I suffer for it, and that’s okay, because when I decided to fight for my rights, I knew it was war and in war, you get hurt, but you don’t back down. So, i’m used to the idea that I am “modern” which means immoral, the idea that I am “problematic” which means I will call a spade a spade out loud, I’m used to the idea that I am “weird” which means that I refuse to let go of my childish ideas of equality and just while away my time on social media calling women goddesses. I’m used to all that, but the other thing I won’t get used to, is men in the army sexually harassing me. Of course the army would never agree with this, after all they are bastion of chivalry and respecting women, and they would rather draw attention to my drinking, smoking, friendships with men and low cut dresses. I have no problem admitting I do all of those things, that doesn’t change the fact that in three years I have accumulated a dozen stories of sexual harassment, and the bulk of them are about “senior” officers in the organisation. In fact, I only have two stories involving a jawan, and usually the argument they make for keeping women out of the troops is that the jawans cannot handle it. I call bullshit, it’s them, the men in ranks, who cannot handle a woman who takes charge so they use every tool available to them to keep us behaving in a way that is amenable to the organisation.

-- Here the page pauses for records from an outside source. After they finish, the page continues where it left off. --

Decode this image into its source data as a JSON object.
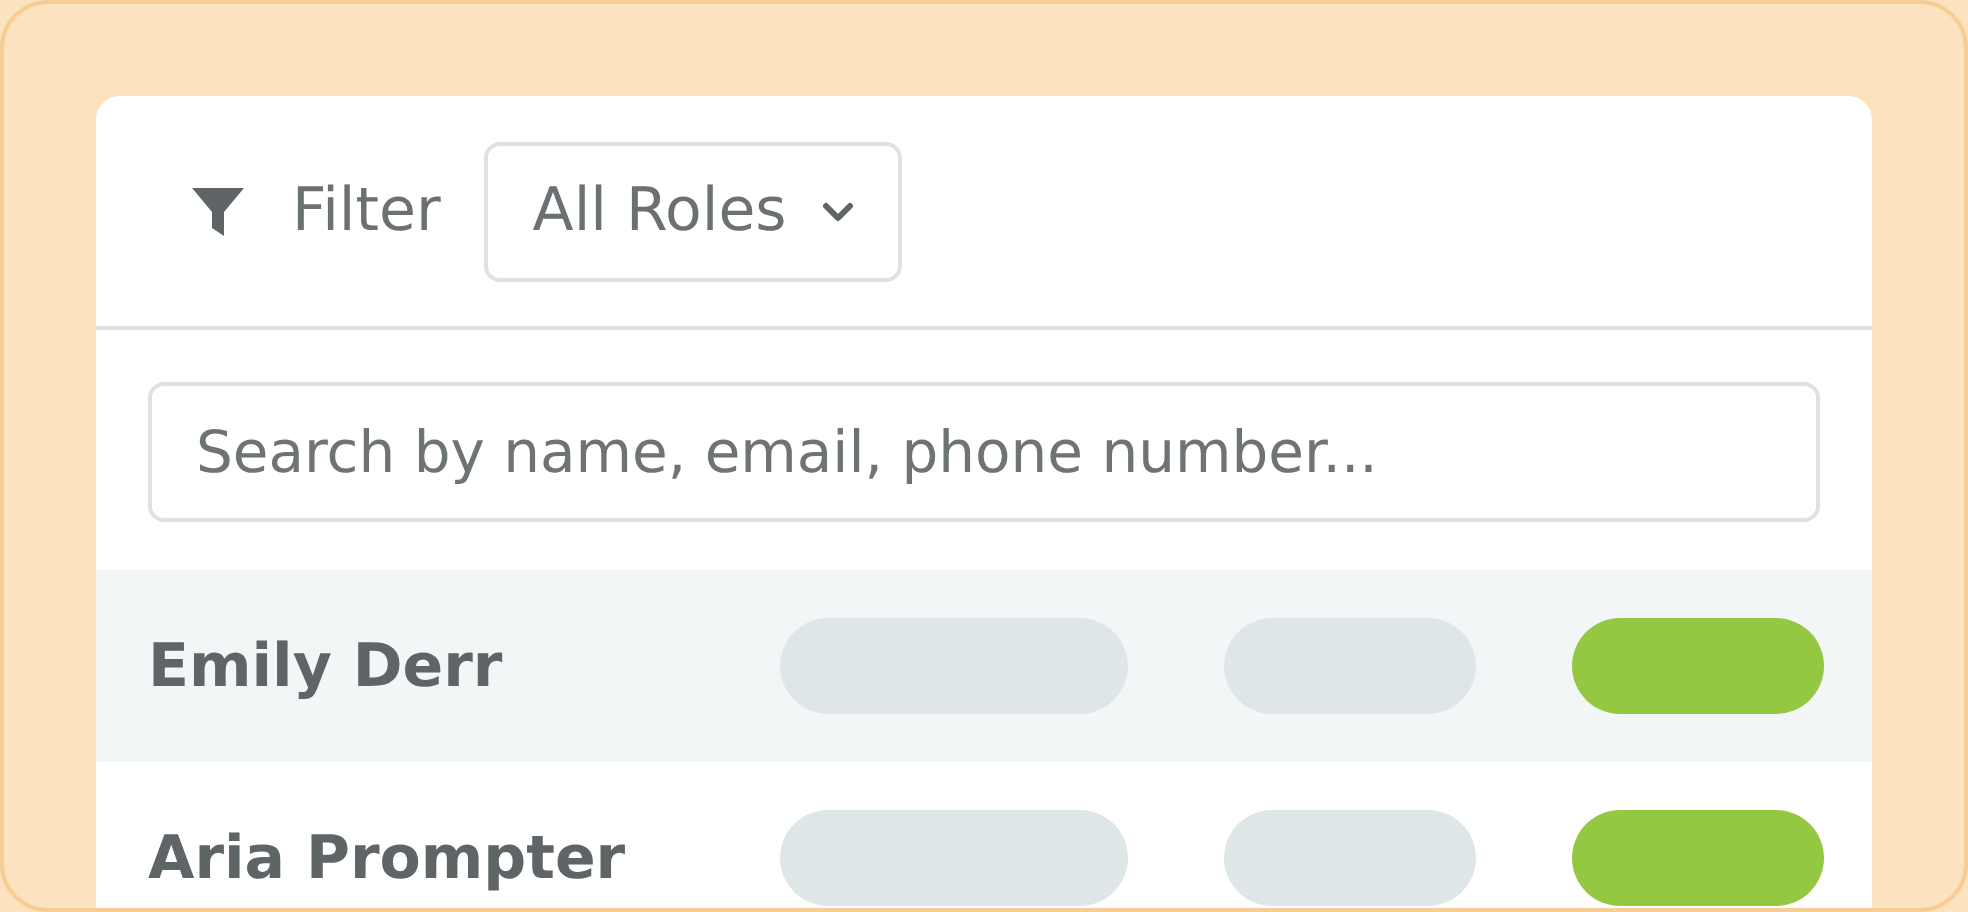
{
  "filter": {
    "label": "Filter",
    "dropdown": {
      "value": "All Roles"
    }
  },
  "search": {
    "placeholder": "Search by name, email, phone number..."
  },
  "rows": [
    {
      "name": "Emily Derr",
      "selected": true,
      "pills": [
        {
          "color": "#dfe6e8"
        },
        {
          "color": "#dfe6e8"
        },
        {
          "color": "#94c843"
        }
      ]
    },
    {
      "name": "Aria Prompter",
      "selected": false,
      "pills": [
        {
          "color": "#dfe6e8"
        },
        {
          "color": "#dfe6e8"
        },
        {
          "color": "#94c843"
        }
      ]
    }
  ]
}
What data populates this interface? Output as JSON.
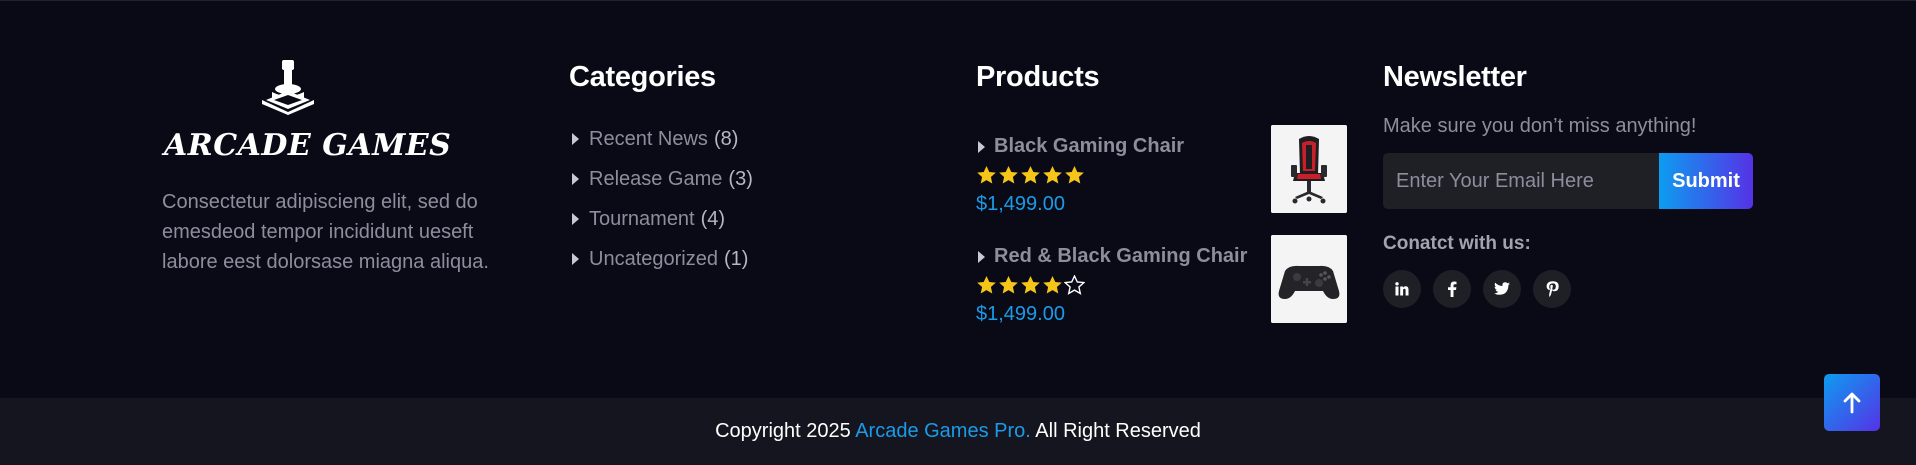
{
  "about": {
    "logo_text": "ARCADE GAMES",
    "description": "Consectetur adipiscieng elit, sed do emesdeod tempor incididunt ueseft labore eest dolorsase miagna aliqua."
  },
  "categories": {
    "title": "Categories",
    "items": [
      {
        "label": "Recent News",
        "count": "(8)"
      },
      {
        "label": "Release Game",
        "count": "(3)"
      },
      {
        "label": "Tournament",
        "count": "(4)"
      },
      {
        "label": "Uncategorized",
        "count": "(1)"
      }
    ]
  },
  "products": {
    "title": "Products",
    "items": [
      {
        "name": "Black Gaming Chair",
        "rating": 5,
        "rating_max": 5,
        "price": "$1,499.00",
        "image_icon": "gaming-chair-image"
      },
      {
        "name": "Red & Black Gaming Chair",
        "rating": 4,
        "rating_max": 5,
        "price": "$1,499.00",
        "image_icon": "game-controller-image"
      }
    ]
  },
  "newsletter": {
    "title": "Newsletter",
    "text": "Make sure you don’t miss anything!",
    "email_placeholder": "Enter Your Email Here",
    "submit_label": "Submit",
    "connect_title": "Conatct with us:",
    "socials": [
      {
        "label": "in",
        "icon": "linkedin-icon"
      },
      {
        "label": "f",
        "icon": "facebook-icon"
      },
      {
        "label": "twitter",
        "icon": "twitter-icon"
      },
      {
        "label": "pinterest",
        "icon": "pinterest-icon"
      }
    ]
  },
  "footer": {
    "copyright_prefix": "Copyright 2025",
    "brand": "Arcade Games Pro.",
    "copyright_suffix": "All Right Reserved"
  },
  "colors": {
    "background": "#0a0a17",
    "bottom_bar": "#15151f",
    "accent_blue": "#1a9be8",
    "accent_purple": "#5532e6",
    "star": "#f5c518"
  }
}
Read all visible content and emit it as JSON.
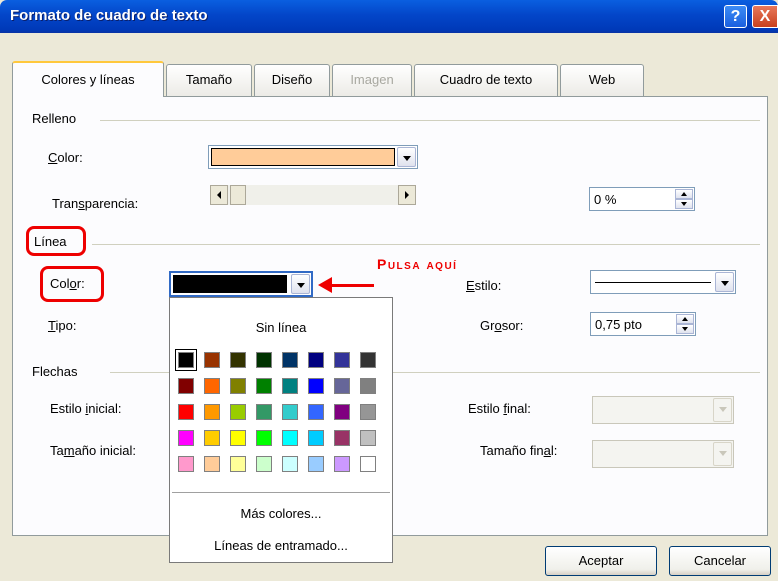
{
  "window": {
    "title": "Formato de cuadro de texto",
    "help": "?",
    "close": "X"
  },
  "tabs": [
    {
      "label": "Colores y líneas",
      "state": "active"
    },
    {
      "label": "Tamaño",
      "state": "normal"
    },
    {
      "label": "Diseño",
      "state": "normal"
    },
    {
      "label": "Imagen",
      "state": "disabled"
    },
    {
      "label": "Cuadro de texto",
      "state": "normal"
    },
    {
      "label": "Web",
      "state": "normal"
    }
  ],
  "relleno": {
    "group": "Relleno",
    "color_label": "Color:",
    "color_value": "#ffcc99",
    "transparencia_label": "Transparencia:",
    "transparencia_value": "0 %"
  },
  "linea": {
    "group": "Línea",
    "color_label": "Color:",
    "color_value": "#000000",
    "tipo_label": "Tipo:",
    "estilo_label": "Estilo:",
    "grosor_label": "Grosor:",
    "grosor_value": "0,75 pto"
  },
  "annotation": {
    "text": "Pulsa aquí",
    "color": "#e00000"
  },
  "flechas": {
    "group": "Flechas",
    "estilo_inicial_label": "Estilo inicial:",
    "tamano_inicial_label": "Tamaño inicial:",
    "estilo_final_label": "Estilo final:",
    "tamano_final_label": "Tamaño final:"
  },
  "color_dropdown": {
    "no_line": "Sin línea",
    "palette": [
      [
        "#000000",
        "#993300",
        "#333300",
        "#003300",
        "#003366",
        "#000080",
        "#333399",
        "#333333"
      ],
      [
        "#800000",
        "#ff6600",
        "#808000",
        "#008000",
        "#008080",
        "#0000ff",
        "#666699",
        "#808080"
      ],
      [
        "#ff0000",
        "#ff9900",
        "#99cc00",
        "#339966",
        "#33cccc",
        "#3366ff",
        "#800080",
        "#969696"
      ],
      [
        "#ff00ff",
        "#ffcc00",
        "#ffff00",
        "#00ff00",
        "#00ffff",
        "#00ccff",
        "#993366",
        "#c0c0c0"
      ],
      [
        "#ff99cc",
        "#ffcc99",
        "#ffff99",
        "#ccffcc",
        "#ccffff",
        "#99ccff",
        "#cc99ff",
        "#ffffff"
      ]
    ],
    "selected": "#000000",
    "more_colors": "Más colores...",
    "patterned_lines": "Líneas de entramado..."
  },
  "buttons": {
    "ok": "Aceptar",
    "cancel": "Cancelar"
  }
}
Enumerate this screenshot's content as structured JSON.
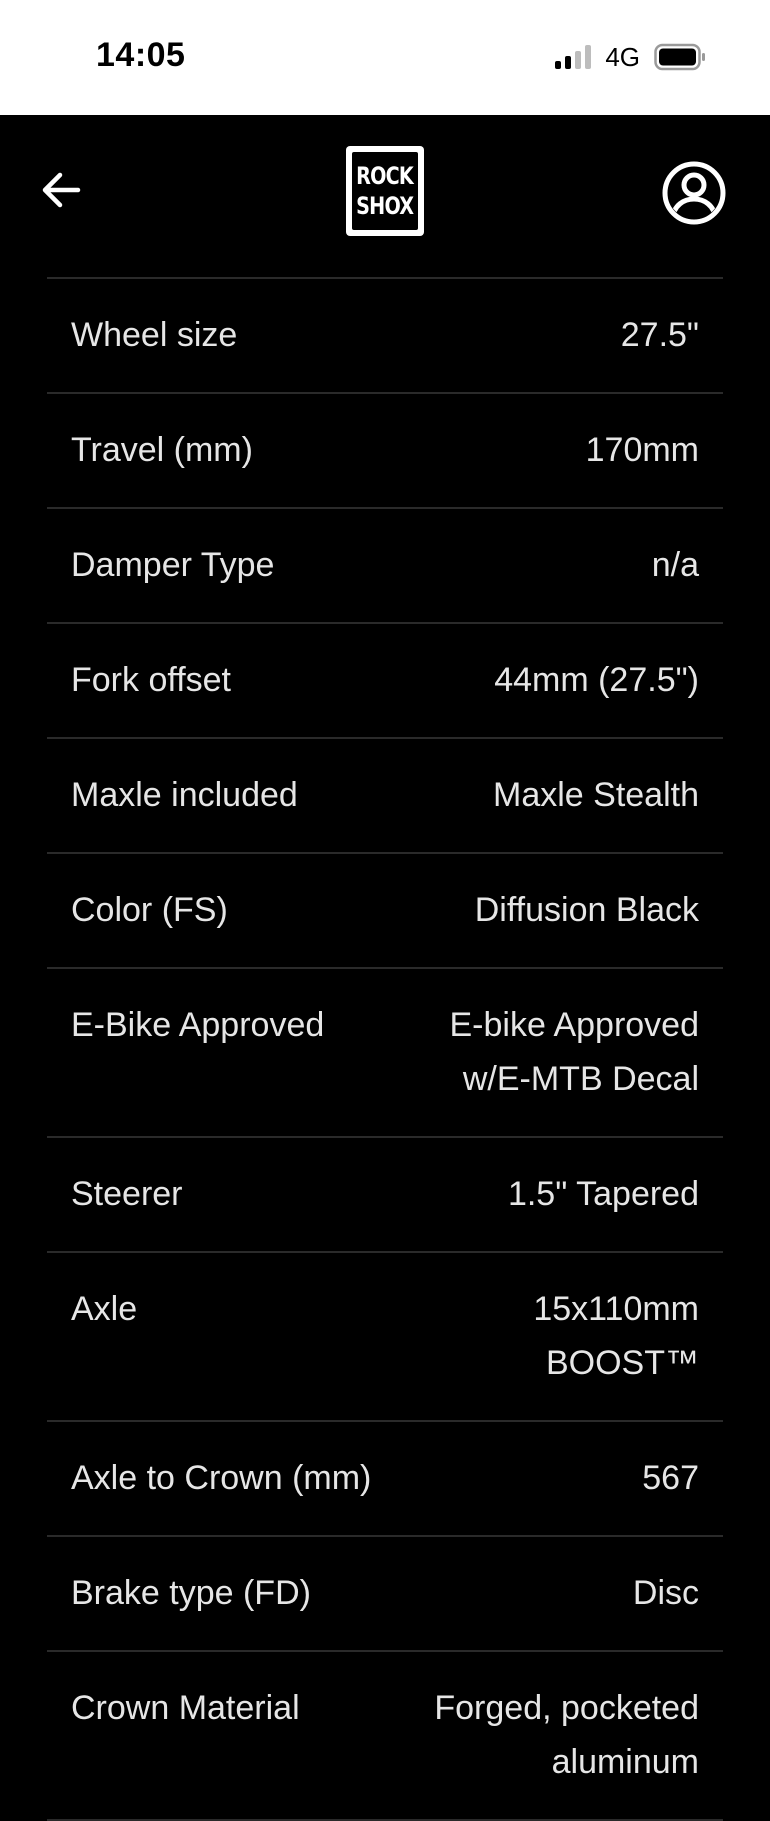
{
  "status_bar": {
    "time": "14:05",
    "network": "4G"
  },
  "header": {
    "logo_line1": "ROCK",
    "logo_line2": "SHOX"
  },
  "specs": [
    {
      "label": "Wheel size",
      "value": "27.5\""
    },
    {
      "label": "Travel (mm)",
      "value": "170mm"
    },
    {
      "label": "Damper Type",
      "value": "n/a"
    },
    {
      "label": "Fork offset",
      "value": "44mm (27.5\")"
    },
    {
      "label": "Maxle included",
      "value": "Maxle Stealth"
    },
    {
      "label": "Color (FS)",
      "value": "Diffusion Black"
    },
    {
      "label": "E-Bike Approved",
      "value": "E-bike Approved w/E-MTB Decal"
    },
    {
      "label": "Steerer",
      "value": "1.5\" Tapered"
    },
    {
      "label": "Axle",
      "value": "15x110mm BOOST™"
    },
    {
      "label": "Axle to Crown (mm)",
      "value": "567"
    },
    {
      "label": "Brake type (FD)",
      "value": "Disc"
    },
    {
      "label": "Crown Material",
      "value": "Forged, pocketed aluminum"
    }
  ]
}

Well, no. I won’t. I won’t do it, and if I have to be the one to suffer backlash and only gain silent support from other women who are scared to speak out loud. It’s not their fault, you cannot survive speaking out against the army because “Siachen me humare jawan khade hain” and while I have nothing but respect for the martyrdom and work of our soldiers that cannot be a reason to hold others in silence. I will not rest in silence. I have no traditions, but what I do have, is an iron-clad armour of principles, and an understanding that in the wars you do not win, you die. I am fine with that. I know the intensity of the beast I am fighting, the army is just one part of the patriarchy.